Is life quieter now you are retired?
I retired three years ago, but I still see quite a few staff socially and I am happy to be a lady who lunches with nurses. I'm still involved in the Transplant Unit as an Independent Assessor for the Human Tissue Authority, checking that everything is in order for live donor transplants.
Work/life balance has always been important to me and I’ve tried to have a balance between my work and my family life. My family is very close and loving and I have been fortunate to have their support. I have been a besotted aunt, and now I am a besotted great aunt.
Retirement has also allowed me to get more involved in my own congregation at Mayfield Salisbury, and a friend and I started a small dementia support group there. I’ve been on the executive of the Diaconate and now of course as chaplain to Moderator I’m being kept quite busy.
What would surprise people about the role of chaplain to the Moderator?
So far it has been really exciting. It’s been an eye-opener to see behind the scenes at the General Assembly. I had no idea what a well-oiled machine it is and how much work goes into that. Everything is there for you before you ask. The day after the Manchester attack I was there well before 8am and already the flag had been lowered and plans rearranged.
I’ve always been proud of the Church of Scotland but during the Assembly I was very proud. I saw how much work is going on across the Church and how committed people are to meeting the needs of the people of Scotland as well as in the wider world. The Church is outward looking and I’m proud of that.
You also got an opportunity to meet HRH The Princess Royal
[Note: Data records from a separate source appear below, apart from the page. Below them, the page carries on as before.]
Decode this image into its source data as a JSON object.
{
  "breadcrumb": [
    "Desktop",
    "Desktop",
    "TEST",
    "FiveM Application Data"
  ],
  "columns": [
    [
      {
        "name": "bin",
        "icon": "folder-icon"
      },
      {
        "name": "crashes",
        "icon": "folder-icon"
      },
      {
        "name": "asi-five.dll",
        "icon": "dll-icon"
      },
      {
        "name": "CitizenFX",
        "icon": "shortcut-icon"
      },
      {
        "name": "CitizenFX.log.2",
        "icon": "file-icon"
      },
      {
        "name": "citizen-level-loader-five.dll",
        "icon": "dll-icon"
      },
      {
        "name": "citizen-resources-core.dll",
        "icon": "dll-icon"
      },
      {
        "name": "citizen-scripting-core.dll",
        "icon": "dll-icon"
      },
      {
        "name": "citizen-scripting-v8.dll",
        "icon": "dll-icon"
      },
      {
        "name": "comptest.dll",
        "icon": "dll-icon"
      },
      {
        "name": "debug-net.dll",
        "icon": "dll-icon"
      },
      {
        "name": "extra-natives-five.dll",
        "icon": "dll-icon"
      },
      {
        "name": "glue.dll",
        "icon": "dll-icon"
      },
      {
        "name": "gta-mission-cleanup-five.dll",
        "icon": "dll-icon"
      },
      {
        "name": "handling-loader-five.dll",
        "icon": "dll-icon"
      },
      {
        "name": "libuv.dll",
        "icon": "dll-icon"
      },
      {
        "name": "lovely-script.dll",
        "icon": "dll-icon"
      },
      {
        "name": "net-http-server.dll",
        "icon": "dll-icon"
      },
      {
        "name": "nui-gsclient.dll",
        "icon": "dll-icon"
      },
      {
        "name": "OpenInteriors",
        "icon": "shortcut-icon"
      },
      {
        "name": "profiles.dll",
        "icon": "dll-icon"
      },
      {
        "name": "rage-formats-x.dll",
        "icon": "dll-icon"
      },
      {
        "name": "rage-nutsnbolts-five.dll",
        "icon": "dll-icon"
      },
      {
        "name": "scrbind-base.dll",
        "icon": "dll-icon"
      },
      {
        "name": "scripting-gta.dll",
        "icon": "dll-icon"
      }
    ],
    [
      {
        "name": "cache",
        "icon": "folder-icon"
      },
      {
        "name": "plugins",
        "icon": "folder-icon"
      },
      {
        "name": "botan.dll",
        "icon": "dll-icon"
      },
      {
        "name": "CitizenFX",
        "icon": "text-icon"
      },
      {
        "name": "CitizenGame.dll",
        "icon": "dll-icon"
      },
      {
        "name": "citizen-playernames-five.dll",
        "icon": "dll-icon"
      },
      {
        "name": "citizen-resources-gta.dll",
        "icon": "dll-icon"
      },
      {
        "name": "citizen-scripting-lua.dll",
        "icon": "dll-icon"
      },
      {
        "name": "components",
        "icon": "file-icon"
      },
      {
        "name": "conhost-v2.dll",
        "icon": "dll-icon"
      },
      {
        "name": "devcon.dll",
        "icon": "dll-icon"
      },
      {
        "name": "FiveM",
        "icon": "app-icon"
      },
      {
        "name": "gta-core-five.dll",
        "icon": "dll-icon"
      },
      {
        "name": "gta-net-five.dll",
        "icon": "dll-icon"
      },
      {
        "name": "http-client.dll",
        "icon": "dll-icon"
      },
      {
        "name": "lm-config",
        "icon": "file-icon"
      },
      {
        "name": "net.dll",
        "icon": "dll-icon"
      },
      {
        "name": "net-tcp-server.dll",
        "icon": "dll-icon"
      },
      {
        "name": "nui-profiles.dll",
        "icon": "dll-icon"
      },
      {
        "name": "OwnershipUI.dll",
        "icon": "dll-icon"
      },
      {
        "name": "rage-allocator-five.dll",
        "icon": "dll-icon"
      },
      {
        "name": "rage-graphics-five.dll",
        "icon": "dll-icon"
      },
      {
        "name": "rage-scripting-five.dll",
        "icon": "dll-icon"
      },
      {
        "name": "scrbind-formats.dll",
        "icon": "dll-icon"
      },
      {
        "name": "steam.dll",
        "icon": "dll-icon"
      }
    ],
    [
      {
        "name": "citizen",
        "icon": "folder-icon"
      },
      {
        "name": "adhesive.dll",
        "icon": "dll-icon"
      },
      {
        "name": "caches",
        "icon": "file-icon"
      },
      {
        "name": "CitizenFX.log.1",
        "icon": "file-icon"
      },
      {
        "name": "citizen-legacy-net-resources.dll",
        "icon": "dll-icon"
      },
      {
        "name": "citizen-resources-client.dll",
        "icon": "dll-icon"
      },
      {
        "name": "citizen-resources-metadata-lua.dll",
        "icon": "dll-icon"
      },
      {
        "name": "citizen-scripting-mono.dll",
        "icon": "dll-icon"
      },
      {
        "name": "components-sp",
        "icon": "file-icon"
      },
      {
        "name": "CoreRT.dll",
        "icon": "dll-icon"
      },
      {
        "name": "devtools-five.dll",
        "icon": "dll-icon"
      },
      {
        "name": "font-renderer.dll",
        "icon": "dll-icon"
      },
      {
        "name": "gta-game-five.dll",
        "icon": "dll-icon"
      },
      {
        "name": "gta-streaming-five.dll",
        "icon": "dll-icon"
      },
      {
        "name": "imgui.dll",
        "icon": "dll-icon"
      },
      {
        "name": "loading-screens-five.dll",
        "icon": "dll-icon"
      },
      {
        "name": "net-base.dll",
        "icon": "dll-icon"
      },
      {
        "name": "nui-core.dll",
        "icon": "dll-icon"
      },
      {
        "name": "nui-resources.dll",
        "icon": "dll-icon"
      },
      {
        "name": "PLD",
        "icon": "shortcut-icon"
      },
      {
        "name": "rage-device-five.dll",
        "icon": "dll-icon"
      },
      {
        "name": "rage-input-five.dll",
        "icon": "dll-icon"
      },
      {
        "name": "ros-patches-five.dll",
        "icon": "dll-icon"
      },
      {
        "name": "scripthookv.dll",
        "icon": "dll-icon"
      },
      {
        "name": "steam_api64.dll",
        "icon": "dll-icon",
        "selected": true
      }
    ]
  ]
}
It was great to meet Her Grace and to experience the hospitality at Holyrood. I was very impressed with her warmth and her ability to discuss everything from the importance of spiritual and pastoral care to the role of churches in communities. It wasn’t just polite chat. She knows the issues.
Are you looking forward to accompanying Rt Rev Dr Derek Browning on visits this year?
Yes. So far we have already attended the Presbyterian Church of Ireland’s Assembly andcelebrated the 750th anniversary of St Michael’s in Linlithgow. We’ve been to North Berwick to visit Rev Neil Dougall and his congregation and to the Royal Highland show. Then last week we also went to Her Majesty the Queen’s garden party in Holyrood and to Edinburgh Castle for a reception and the Ceremony of Beating Retreat. So I can tell you, I was quite glad to get back into my oldjeans and t-shirt on Friday.
Some of the highlights I am looking forward to are the Presbytery visit to Glasgow which is my hometown. And I’m accompanying the Moderator to Rome in October, so I’m excited about that.
Why did you choose to be a deacon and not a parish minister?
The ministry of Word and Sacrament was never my calling. It was always the ministry of service that appealed to me. Deacons have always been involved in chaplaincy, especially in hospitals, prisons and the armed forces.
I hope that this year the Diaconate will gain a higher profile and that the training will be more settled. Deacons are a bridge between the Church and the wider community, so I’d also like to see the Church use deacons more imaginatively.